Then came the waiting.
It happened in serialised stints. In the kitchen and upstairs. The two of them together and the two of them separate. They were framed by architecture much larger than them. Rafters, ceilings, and stairwells. Noah turned televisions on and off. Alice made drinks and food. Both of them returning to archetypes they had so frequently criticised.
Minutes passed slowly, then hours passed slowly, finally days passed slowly. There was nothing that wasn’t slow when a person was missing. If the word missing didn’t make sense, the word person was so anonymous it practically dug into Alice’s insides.
They spoke, one by one, to each of Mary’s friends and one by one, they replied saying that they had not seen her.
The first time they saw their daughters face on the news, they both shook as tears rose to their eyes.
Water. The rain was pelting down in thick layers from a sky dark and ominous. She trudged firmly uphill following a dirt path that was turning into mud. Brown rivulets streamed down past her drenched feet, circumnavigating stones and rocks that were deeply entrenched in the ground beneath her. She was only wearing trainers, despite the forecast, despite her better judgement. The long grasses tilted and bowed as the wind blew, eddying and gusting across the face of the hillside.
The first flash was so bright she stopped and closed her eyes for ten seconds. When the thunder crashed at a volume she had previously never experienced she opened them and moved on at a faster pace. She had never been in such exposed locale during a storm.
The lush dark greens of the trees ahead were supplemented by the lines of grey and brown that partitioned the fields.
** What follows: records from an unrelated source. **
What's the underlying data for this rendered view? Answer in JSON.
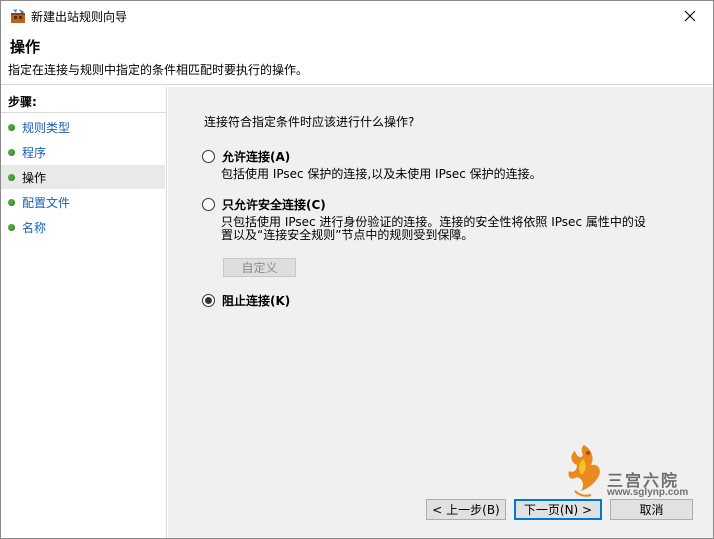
{
  "window": {
    "title": "新建出站规则向导"
  },
  "header": {
    "title": "操作",
    "description": "指定在连接与规则中指定的条件相匹配时要执行的操作。"
  },
  "steps": {
    "label": "步骤:",
    "items": [
      {
        "label": "规则类型",
        "current": false
      },
      {
        "label": "程序",
        "current": false
      },
      {
        "label": "操作",
        "current": true
      },
      {
        "label": "配置文件",
        "current": false
      },
      {
        "label": "名称",
        "current": false
      }
    ]
  },
  "main": {
    "question": "连接符合指定条件时应该进行什么操作?",
    "options": [
      {
        "label": "允许连接(A)",
        "description": "包括使用 IPsec 保护的连接,以及未使用 IPsec 保护的连接。",
        "checked": false
      },
      {
        "label": "只允许安全连接(C)",
        "description_line1": "只包括使用 IPsec 进行身份验证的连接。连接的安全性将依照 IPsec 属性中的设",
        "description_line2": "置以及“连接安全规则”节点中的规则受到保障。",
        "checked": false
      },
      {
        "label": "阻止连接(K)",
        "checked": true
      }
    ],
    "custom_button": "自定义"
  },
  "buttons": {
    "back": "< 上一步(B)",
    "next": "下一页(N) >",
    "cancel": "取消"
  },
  "watermark": {
    "text": "三宫六院",
    "url": "www.sglynp.com"
  },
  "colors": {
    "step_dot": "#4aa83b",
    "step_link": "#1a5fb4",
    "pane_bg": "#f0f0f0",
    "accent": "#0078d7"
  },
  "icons": {
    "app": "firewall-wizard-icon",
    "close": "close-icon",
    "watermark": "phoenix-logo"
  }
}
Her clothes were sticking to her body tightly, irrespective of the layers that she had on. The rain was beating down on her. Ferocious. It was punishment. It was baptismal. Impossible, she thought. It was impossible not to think about God in the face of such vast displays of weather. Either way it would cleanse her, ensure that she would shed any problems that loitered in the corners of her consciousness.
Another flash of lightning and she entered the trees. She was engulfed in darkness, had to feel her way. Branches protruding across what might still be a path. The lexicon of forests was one she would decrypt with her movements. A dance of life, a battle of wills. Nature, the unyielding force that she was pitted against out of nowhere. How she had gotten to this place she couldn’t remember.
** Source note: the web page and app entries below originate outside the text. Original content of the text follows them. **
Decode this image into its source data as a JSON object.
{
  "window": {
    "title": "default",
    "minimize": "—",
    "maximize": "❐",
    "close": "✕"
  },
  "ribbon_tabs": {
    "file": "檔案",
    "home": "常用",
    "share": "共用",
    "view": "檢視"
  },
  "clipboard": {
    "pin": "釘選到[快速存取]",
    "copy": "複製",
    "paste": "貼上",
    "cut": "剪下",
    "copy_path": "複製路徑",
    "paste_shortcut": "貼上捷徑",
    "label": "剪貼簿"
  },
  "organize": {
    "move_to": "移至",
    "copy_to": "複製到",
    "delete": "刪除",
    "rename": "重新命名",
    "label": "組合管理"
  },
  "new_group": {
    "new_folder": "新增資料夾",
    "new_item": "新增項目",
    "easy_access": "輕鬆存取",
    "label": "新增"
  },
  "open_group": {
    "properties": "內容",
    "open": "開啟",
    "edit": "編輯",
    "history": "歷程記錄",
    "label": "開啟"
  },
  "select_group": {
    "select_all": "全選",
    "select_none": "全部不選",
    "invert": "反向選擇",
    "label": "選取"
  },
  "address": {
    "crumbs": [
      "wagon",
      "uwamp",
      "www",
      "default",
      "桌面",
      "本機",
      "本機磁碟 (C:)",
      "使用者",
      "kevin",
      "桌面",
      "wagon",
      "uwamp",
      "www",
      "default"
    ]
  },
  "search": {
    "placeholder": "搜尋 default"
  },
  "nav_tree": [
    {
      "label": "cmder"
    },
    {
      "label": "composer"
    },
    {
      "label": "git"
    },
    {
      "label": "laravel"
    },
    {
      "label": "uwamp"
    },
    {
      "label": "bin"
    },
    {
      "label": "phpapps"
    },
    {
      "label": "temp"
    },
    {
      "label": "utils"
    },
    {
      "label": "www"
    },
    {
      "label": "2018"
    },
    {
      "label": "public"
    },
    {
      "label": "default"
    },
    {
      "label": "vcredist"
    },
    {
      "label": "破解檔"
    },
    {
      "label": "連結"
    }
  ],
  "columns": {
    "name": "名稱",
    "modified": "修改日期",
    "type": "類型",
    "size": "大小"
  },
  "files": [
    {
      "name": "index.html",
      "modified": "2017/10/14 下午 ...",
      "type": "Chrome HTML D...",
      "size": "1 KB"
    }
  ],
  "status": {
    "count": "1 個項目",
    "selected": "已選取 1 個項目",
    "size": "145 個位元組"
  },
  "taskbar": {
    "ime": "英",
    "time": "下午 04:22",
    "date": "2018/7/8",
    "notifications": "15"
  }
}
People would say she was young, she thought. She hated being described as young. She visualised her mother who was steadfast in her refusal of platitudes.
She continued walking. Leaves mulched underfoot into umber’s and sienna’s. The sound of the storm was still colossal, though the impact somewhat less beneath the shelter of the woods. Despite being lost, she didn’t mind. It was liberating. It was love. She moved on. With the next flash of light she exited the other side of the trees and was confronted with the inalienable sensation of transcendence. The trees disappeared. The fields disappeared. She continued walking onwards engulfed in sheer light. A plight of existence that dwarfed everything she knew. The need to move onwards. To push on in resilience. Against odds and against time.
She would never stop now.
She would be forever walking.
It was years later that Alice and Noah Mosse opened up fully about the event. As though the bolt of lightning had burnt their family nerve for communication.
‘She has not aged in my mind’, she said.
‘’Nor in mine.’
‘I read up on survivors. People that have lived after being struck.’
Noah cut Alice a look of acknowledgement somewhere between consolation and empathy.
‘There are some reports of people becoming more intelligent’, she smiled, ‘or suddenly being able to play piano’.
He smiled back and watched her.
They were sat on the hillside, not too far from where the incident had happened.
‘I still type the phrase Lichtenberg Figure into the computer’, he said. ‘I dream of it too. To have something tangible to mark the event.’ He paused. ‘My whole body wracked with pain and covered in fractal scars. Mary still here with us. Mary still here.’